■ Directions for this task
An exact reproduction of the records is required, with all pictures omitted.

*** Opening Available data ***

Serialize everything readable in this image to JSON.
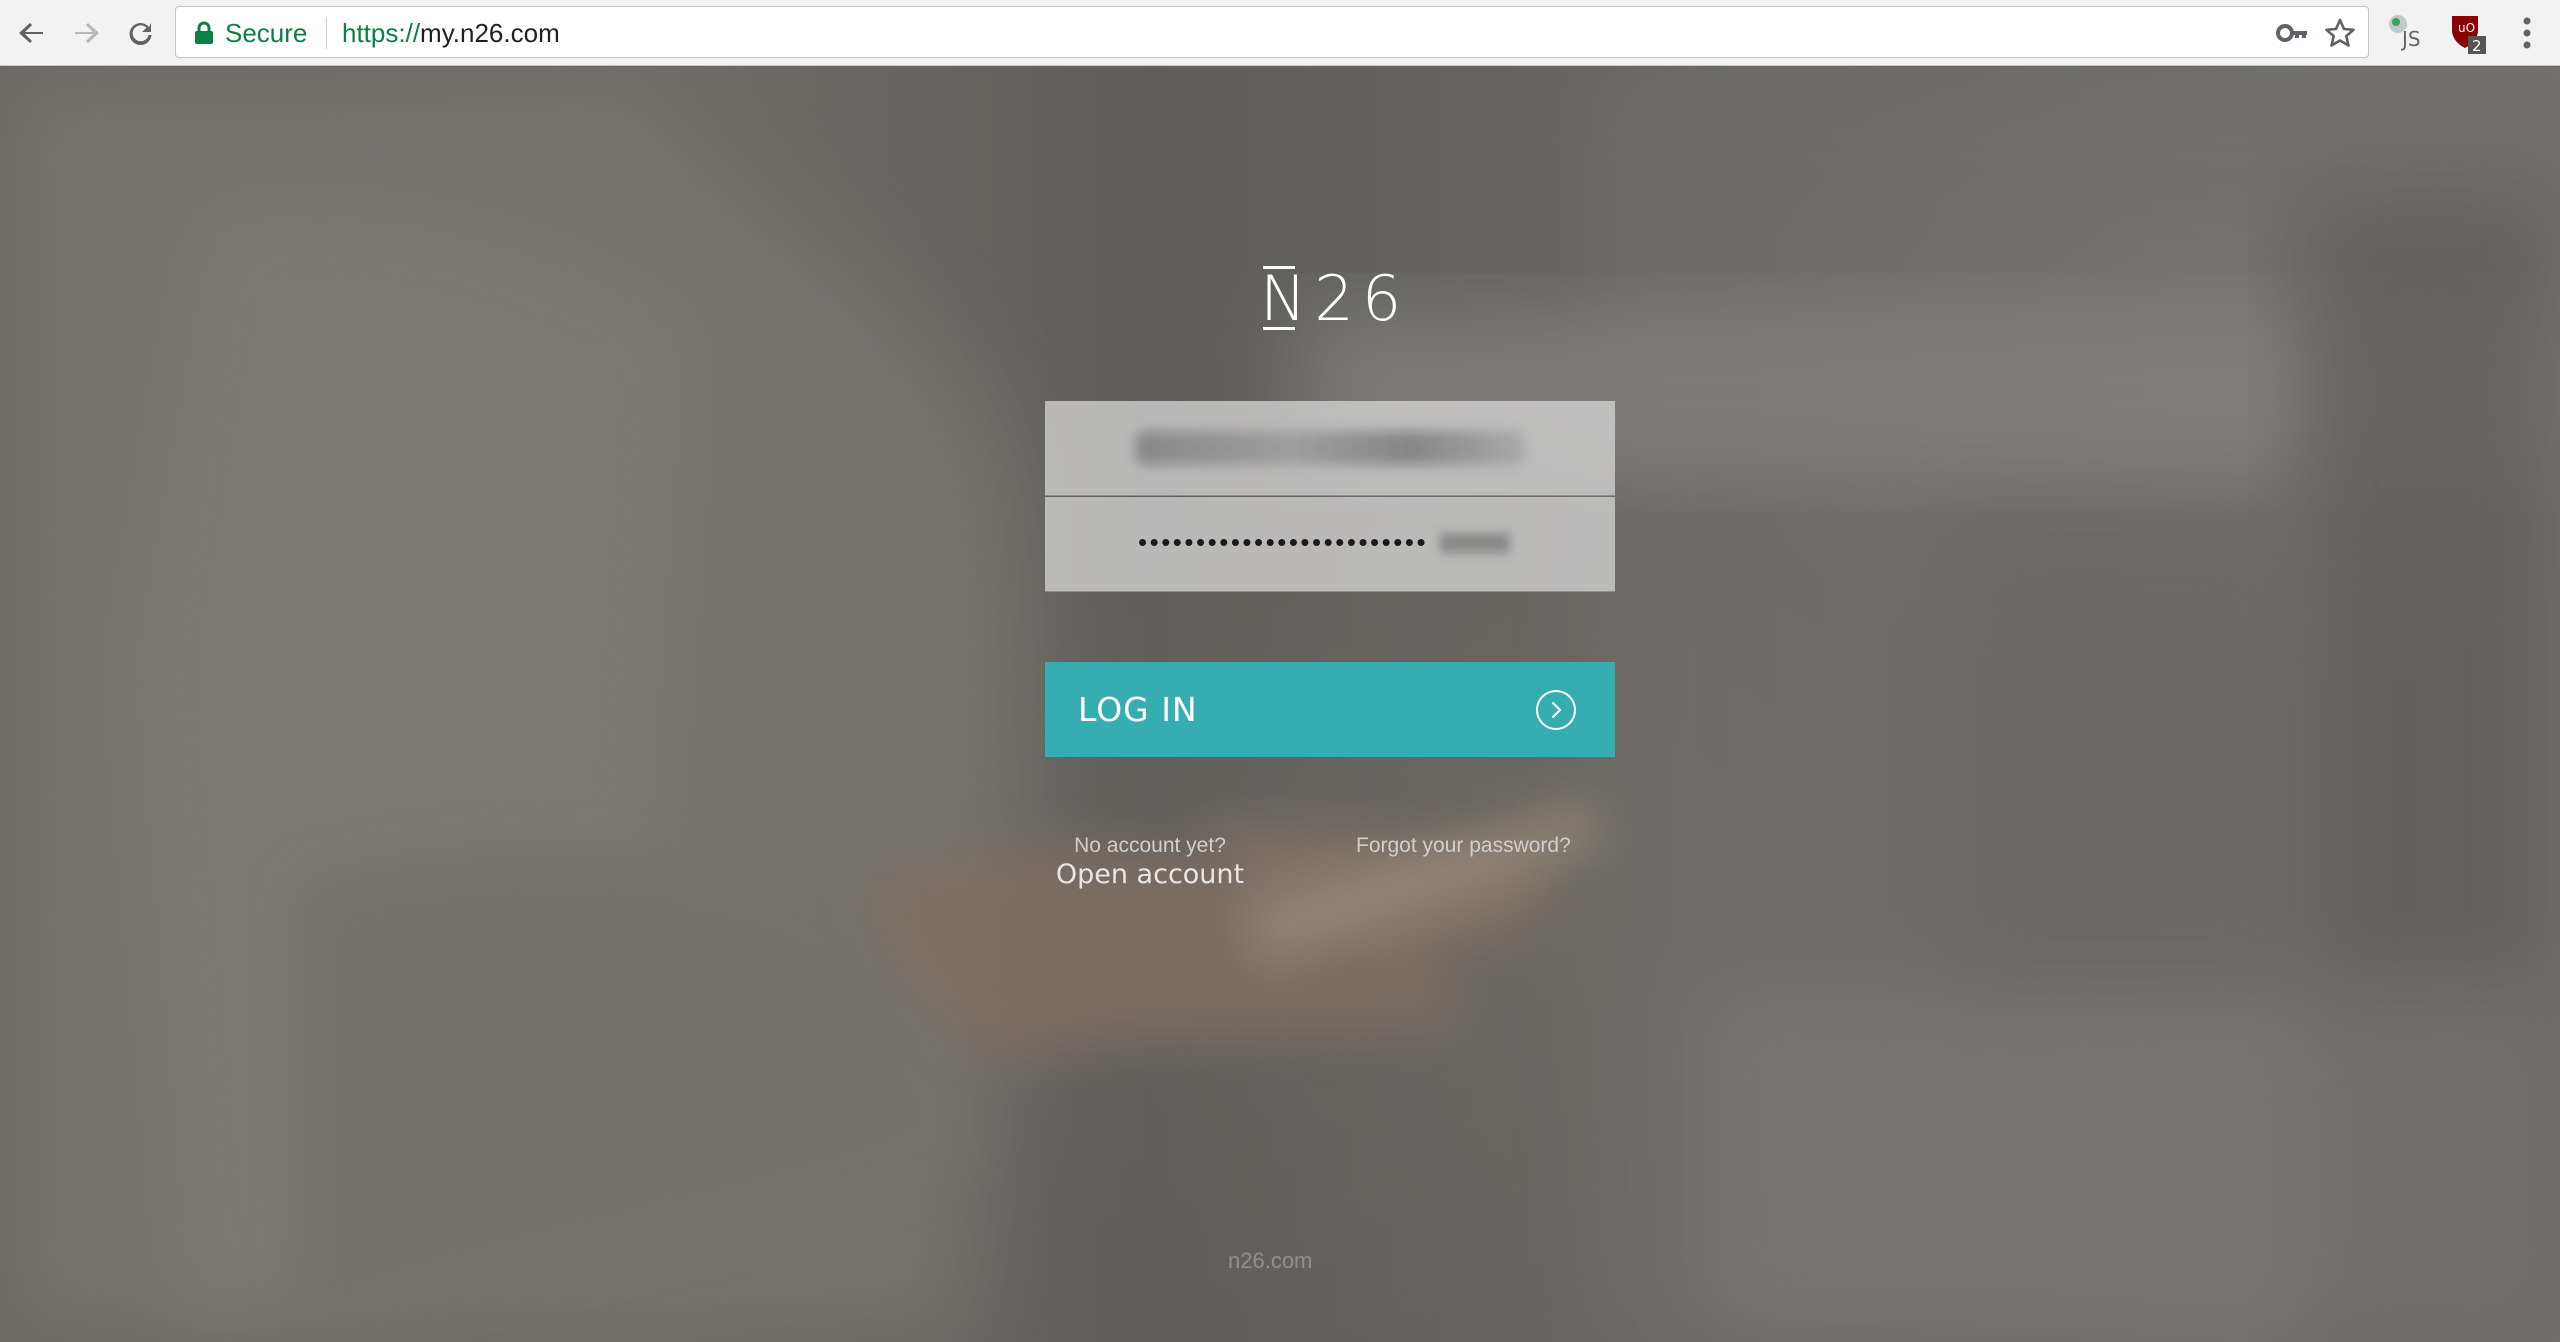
{
  "browser": {
    "security_label": "Secure",
    "url_scheme": "https://",
    "url_host": "my.n26.com",
    "icons": {
      "back": "arrow-left-icon",
      "forward": "arrow-right-icon",
      "reload": "reload-icon",
      "lock": "lock-icon",
      "key": "key-icon",
      "bookmark": "star-icon",
      "extension_js": "js-extension-icon",
      "extension_ublock": "ublock-icon",
      "menu": "kebab-menu-icon"
    },
    "ublock_badge": "2",
    "extension_js_label": "JS",
    "colors": {
      "secure_green": "#0b8043"
    }
  },
  "login": {
    "logo_text": "N26",
    "email_value": "",
    "password_mask": "•••••••••••••••••••••••••",
    "submit_label": "LOG IN",
    "submit_icon": "arrow-circle-right-icon",
    "no_account_hint": "No account yet?",
    "open_account_label": "Open account",
    "forgot_password_label": "Forgot your password?",
    "colors": {
      "button_teal": "#36aeb1"
    }
  },
  "footer": {
    "domain": "n26.com"
  }
}
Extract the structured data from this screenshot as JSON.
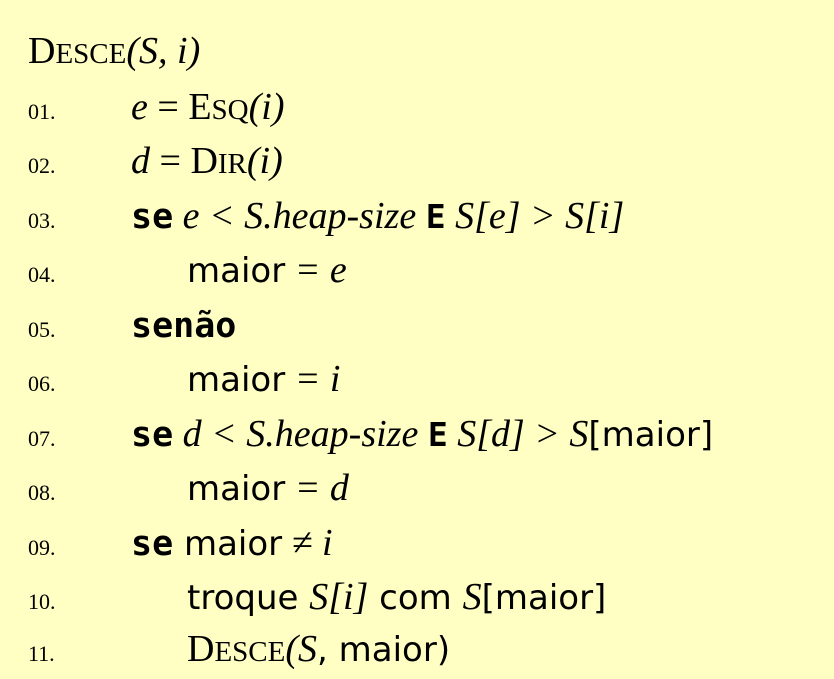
{
  "title": {
    "name_first": "D",
    "name_rest": "ESCE",
    "args": "(S, i)"
  },
  "lines": [
    {
      "num": "01.",
      "lhs": "e",
      "eq": " = ",
      "fn_first": "E",
      "fn_rest": "SQ",
      "arg": "(i)"
    },
    {
      "num": "02.",
      "lhs": "d",
      "eq": " = ",
      "fn_first": "D",
      "fn_rest": "IR",
      "arg": "(i)"
    },
    {
      "num": "03.",
      "kw": "se",
      "cond1": " e < S.heap-size ",
      "and": "E",
      "cond2_a": " S[e] > S[i]"
    },
    {
      "num": "04.",
      "var": "maior",
      "rest": "  = e"
    },
    {
      "num": "05.",
      "kw": "senão"
    },
    {
      "num": "06.",
      "var": "maior",
      "rest": "  = i"
    },
    {
      "num": "07.",
      "kw": "se",
      "cond1": " d < S.heap-size ",
      "and": "E",
      "cond2_a": " S[d] > S",
      "cond2_b": "[maior]"
    },
    {
      "num": "08.",
      "var": "maior",
      "rest": "  = d"
    },
    {
      "num": "09.",
      "kw": "se",
      "var": " maior",
      "rest": "  ≠ i"
    },
    {
      "num": "10.",
      "t1": "troque ",
      "t2": "S[i]",
      "t3": " com ",
      "t4": "S",
      "t5": "[maior]"
    },
    {
      "num": "11.",
      "fn_first": "D",
      "fn_rest": "ESCE",
      "t2": "(S",
      "t3": ", maior)"
    }
  ]
}
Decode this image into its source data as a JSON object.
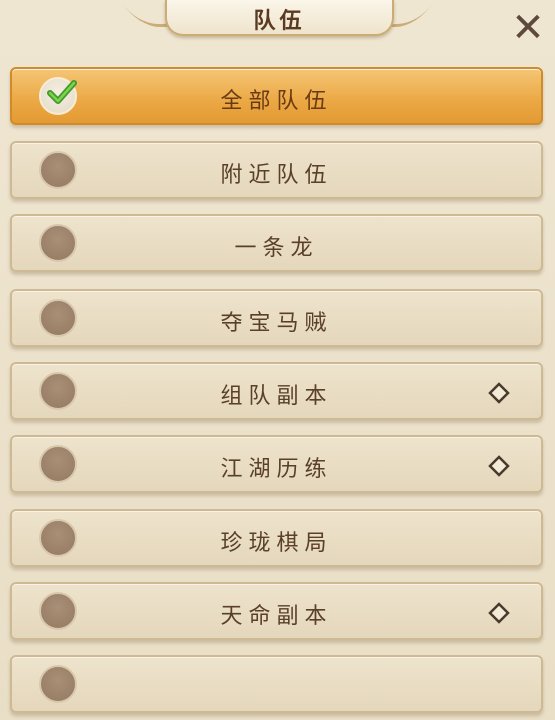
{
  "window": {
    "title": "队伍",
    "close_icon": "close-icon",
    "close_glyph": "✕"
  },
  "colors": {
    "selected_row": "#eba844",
    "row": "#e8dcc2",
    "text": "#5a3f2a"
  },
  "filters": [
    {
      "label": "全部队伍",
      "selected": true,
      "expandable": false
    },
    {
      "label": "附近队伍",
      "selected": false,
      "expandable": false
    },
    {
      "label": "一条龙",
      "selected": false,
      "expandable": false
    },
    {
      "label": "夺宝马贼",
      "selected": false,
      "expandable": false
    },
    {
      "label": "组队副本",
      "selected": false,
      "expandable": true
    },
    {
      "label": "江湖历练",
      "selected": false,
      "expandable": true
    },
    {
      "label": "珍珑棋局",
      "selected": false,
      "expandable": false
    },
    {
      "label": "天命副本",
      "selected": false,
      "expandable": true
    },
    {
      "label": "",
      "selected": false,
      "expandable": false
    }
  ]
}
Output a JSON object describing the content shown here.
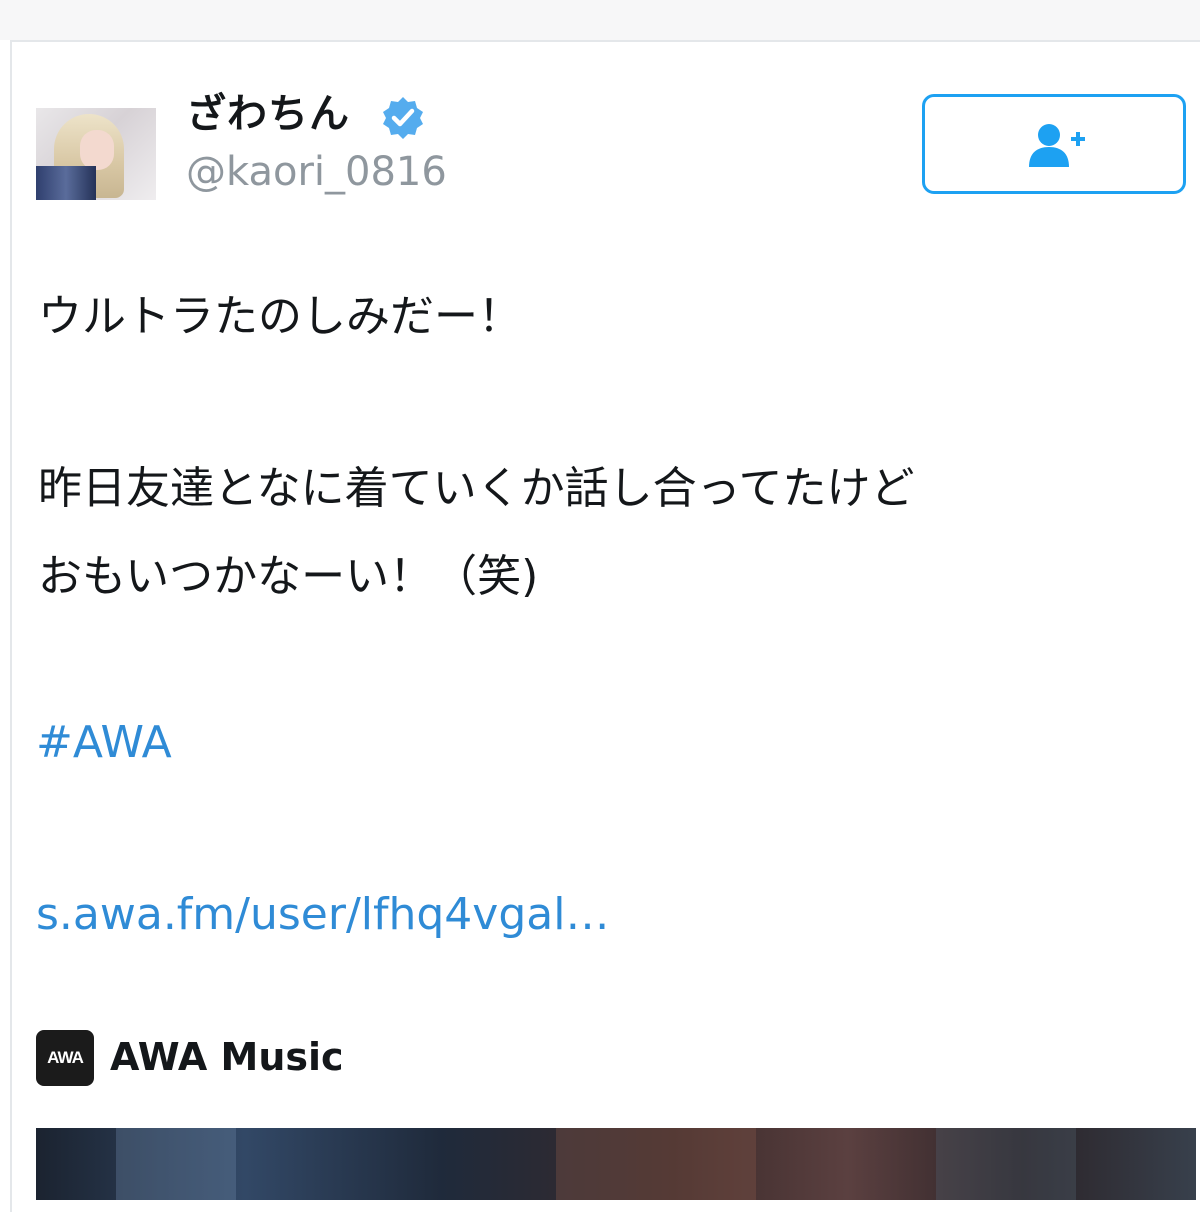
{
  "user": {
    "display_name": "ざわちん",
    "handle": "@kaori_0816",
    "verified": true
  },
  "follow_button": {
    "icon": "follow-person-plus-icon"
  },
  "tweet": {
    "line1": "ウルトラたのしみだー！",
    "line2": "昨日友達となに着ていくか話し合ってたけど",
    "line3": "おもいつかなーい！（笑)",
    "hashtag": "#AWA",
    "url": "s.awa.fm/user/lfhq4vgal…"
  },
  "card": {
    "logo_text": "AWA",
    "title": "AWA Music"
  },
  "colors": {
    "accent": "#1da1f2",
    "link": "#2f8bd6",
    "text": "#14171a",
    "muted": "#8f979e"
  }
}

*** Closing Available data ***

■ Output
Serialize everything readable in this image to JSON.
{
  "browser": {
    "security_label": "Secure",
    "url_scheme": "https://",
    "url_host": "my.n26.com",
    "icons": {
      "back": "arrow-left-icon",
      "forward": "arrow-right-icon",
      "reload": "reload-icon",
      "lock": "lock-icon",
      "key": "key-icon",
      "bookmark": "star-icon",
      "extension_js": "js-extension-icon",
      "extension_ublock": "ublock-icon",
      "menu": "kebab-menu-icon"
    },
    "ublock_badge": "2",
    "extension_js_label": "JS",
    "colors": {
      "secure_green": "#0b8043"
    }
  },
  "login": {
    "logo_text": "N26",
    "email_value": "",
    "password_mask": "•••••••••••••••••••••••••",
    "submit_label": "LOG IN",
    "submit_icon": "arrow-circle-right-icon",
    "no_account_hint": "No account yet?",
    "open_account_label": "Open account",
    "forgot_password_label": "Forgot your password?",
    "colors": {
      "button_teal": "#36aeb1"
    }
  },
  "footer": {
    "domain": "n26.com"
  }
}
Extract the structured data from this screenshot as JSON.
{
  "title": {
    "name_first": "D",
    "name_rest": "ESCE",
    "args": "(S, i)"
  },
  "lines": [
    {
      "num": "01.",
      "lhs": "e",
      "eq": " = ",
      "fn_first": "E",
      "fn_rest": "SQ",
      "arg": "(i)"
    },
    {
      "num": "02.",
      "lhs": "d",
      "eq": " = ",
      "fn_first": "D",
      "fn_rest": "IR",
      "arg": "(i)"
    },
    {
      "num": "03.",
      "kw": "se",
      "cond1": " e < S.heap-size ",
      "and": "E",
      "cond2_a": " S[e] > S[i]"
    },
    {
      "num": "04.",
      "var": "maior",
      "rest": "  = e"
    },
    {
      "num": "05.",
      "kw": "senão"
    },
    {
      "num": "06.",
      "var": "maior",
      "rest": "  = i"
    },
    {
      "num": "07.",
      "kw": "se",
      "cond1": " d < S.heap-size ",
      "and": "E",
      "cond2_a": " S[d] > S",
      "cond2_b": "[maior]"
    },
    {
      "num": "08.",
      "var": "maior",
      "rest": "  = d"
    },
    {
      "num": "09.",
      "kw": "se",
      "var": " maior",
      "rest": "  ≠ i"
    },
    {
      "num": "10.",
      "t1": "troque ",
      "t2": "S[i]",
      "t3": " com ",
      "t4": "S",
      "t5": "[maior]"
    },
    {
      "num": "11.",
      "fn_first": "D",
      "fn_rest": "ESCE",
      "t2": "(S",
      "t3": ", maior)"
    }
  ]
}
Decode this image into its source data as a JSON object.
{
  "window": {
    "title": "队伍",
    "close_icon": "close-icon",
    "close_glyph": "✕"
  },
  "colors": {
    "selected_row": "#eba844",
    "row": "#e8dcc2",
    "text": "#5a3f2a"
  },
  "filters": [
    {
      "label": "全部队伍",
      "selected": true,
      "expandable": false
    },
    {
      "label": "附近队伍",
      "selected": false,
      "expandable": false
    },
    {
      "label": "一条龙",
      "selected": false,
      "expandable": false
    },
    {
      "label": "夺宝马贼",
      "selected": false,
      "expandable": false
    },
    {
      "label": "组队副本",
      "selected": false,
      "expandable": true
    },
    {
      "label": "江湖历练",
      "selected": false,
      "expandable": true
    },
    {
      "label": "珍珑棋局",
      "selected": false,
      "expandable": false
    },
    {
      "label": "天命副本",
      "selected": false,
      "expandable": true
    },
    {
      "label": "",
      "selected": false,
      "expandable": false
    }
  ]
}
Output a JSON object describing the content shown here.
{
  "user": {
    "display_name": "ざわちん",
    "handle": "@kaori_0816",
    "verified": true
  },
  "follow_button": {
    "icon": "follow-person-plus-icon"
  },
  "tweet": {
    "line1": "ウルトラたのしみだー！",
    "line2": "昨日友達となに着ていくか話し合ってたけど",
    "line3": "おもいつかなーい！（笑)",
    "hashtag": "#AWA",
    "url": "s.awa.fm/user/lfhq4vgal…"
  },
  "card": {
    "logo_text": "AWA",
    "title": "AWA Music"
  },
  "colors": {
    "accent": "#1da1f2",
    "link": "#2f8bd6",
    "text": "#14171a",
    "muted": "#8f979e"
  }
}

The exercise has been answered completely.